=== Exercise data ===

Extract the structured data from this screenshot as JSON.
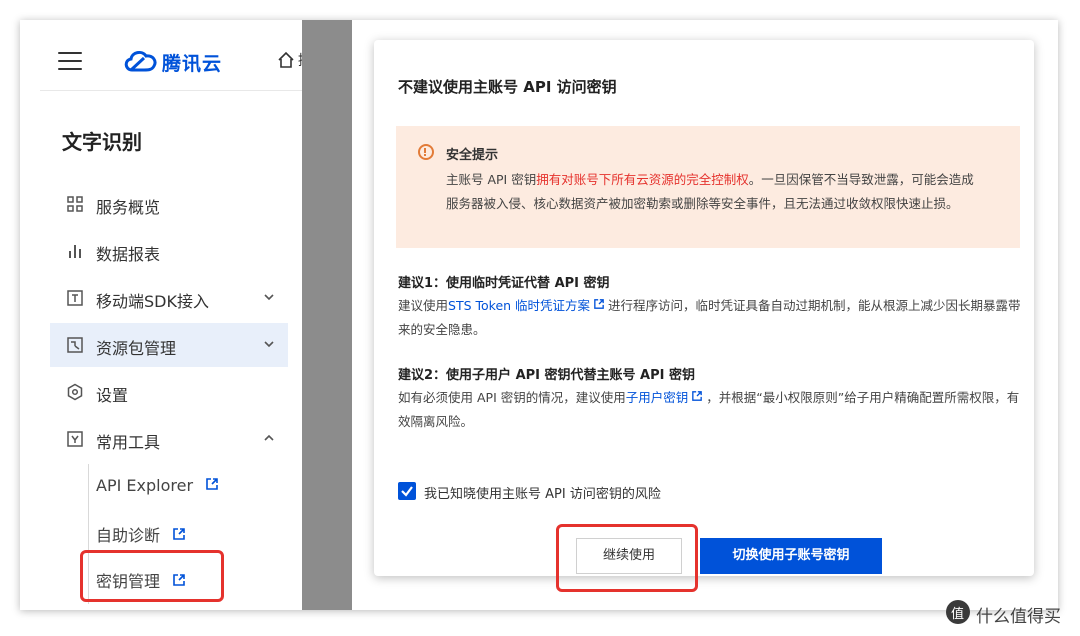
{
  "header": {
    "brand": "腾讯云",
    "home_label": "控制台"
  },
  "sidebar": {
    "product_title": "文字识别",
    "items": [
      {
        "label": "服务概览",
        "icon": "grid-icon"
      },
      {
        "label": "数据报表",
        "icon": "bar-chart-icon"
      },
      {
        "label": "移动端SDK接入",
        "icon": "sdk-icon",
        "expand": "chevron-down"
      },
      {
        "label": "资源包管理",
        "icon": "package-icon",
        "expand": "chevron-down",
        "active": true
      },
      {
        "label": "设置",
        "icon": "settings-icon"
      },
      {
        "label": "常用工具",
        "icon": "tools-icon",
        "expand": "chevron-up"
      }
    ],
    "sub_items": [
      {
        "label": "API Explorer"
      },
      {
        "label": "自助诊断"
      },
      {
        "label": "密钥管理",
        "highlighted": true
      }
    ]
  },
  "dialog": {
    "title": "不建议使用主账号 API 访问密钥",
    "warning": {
      "title": "安全提示",
      "body_prefix": "主账号 API 密钥",
      "body_highlight": "拥有对账号下所有云资源的完全控制权",
      "body_rest": "。一旦因保管不当导致泄露，可能会造成服务器被入侵、核心数据资产被加密勒索或删除等安全事件，且无法通过收敛权限快速止损。"
    },
    "suggestion1": {
      "title": "建议1：使用临时凭证代替 API 密钥",
      "pre": "建议使用",
      "link": "STS Token 临时凭证方案",
      "post": "进行程序访问，临时凭证具备自动过期机制，能从根源上减少因长期暴露带来的安全隐患。"
    },
    "suggestion2": {
      "title": "建议2：使用子用户 API 密钥代替主账号 API 密钥",
      "pre": "如有必须使用 API 密钥的情况，建议使用",
      "link": "子用户密钥",
      "post": "，并根据“最小权限原则”给子用户精确配置所需权限，有效隔离风险。"
    },
    "checkbox_label": "我已知晓使用主账号 API 访问密钥的风险",
    "checkbox_checked": true,
    "btn_continue": "继续使用",
    "btn_switch": "切换使用子账号密钥"
  },
  "watermark": {
    "text": "什么值得买"
  },
  "colors": {
    "brand_blue": "#0052d9",
    "warning_bg": "#fdebe0",
    "highlight_red": "#e5322d",
    "warning_orange": "#e27b38"
  }
}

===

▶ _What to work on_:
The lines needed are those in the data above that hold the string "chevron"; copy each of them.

▶ _Response for this exercise_:
        "expand": "chevron-down"
        "expand": "chevron-down",
        "expand": "chevron-up"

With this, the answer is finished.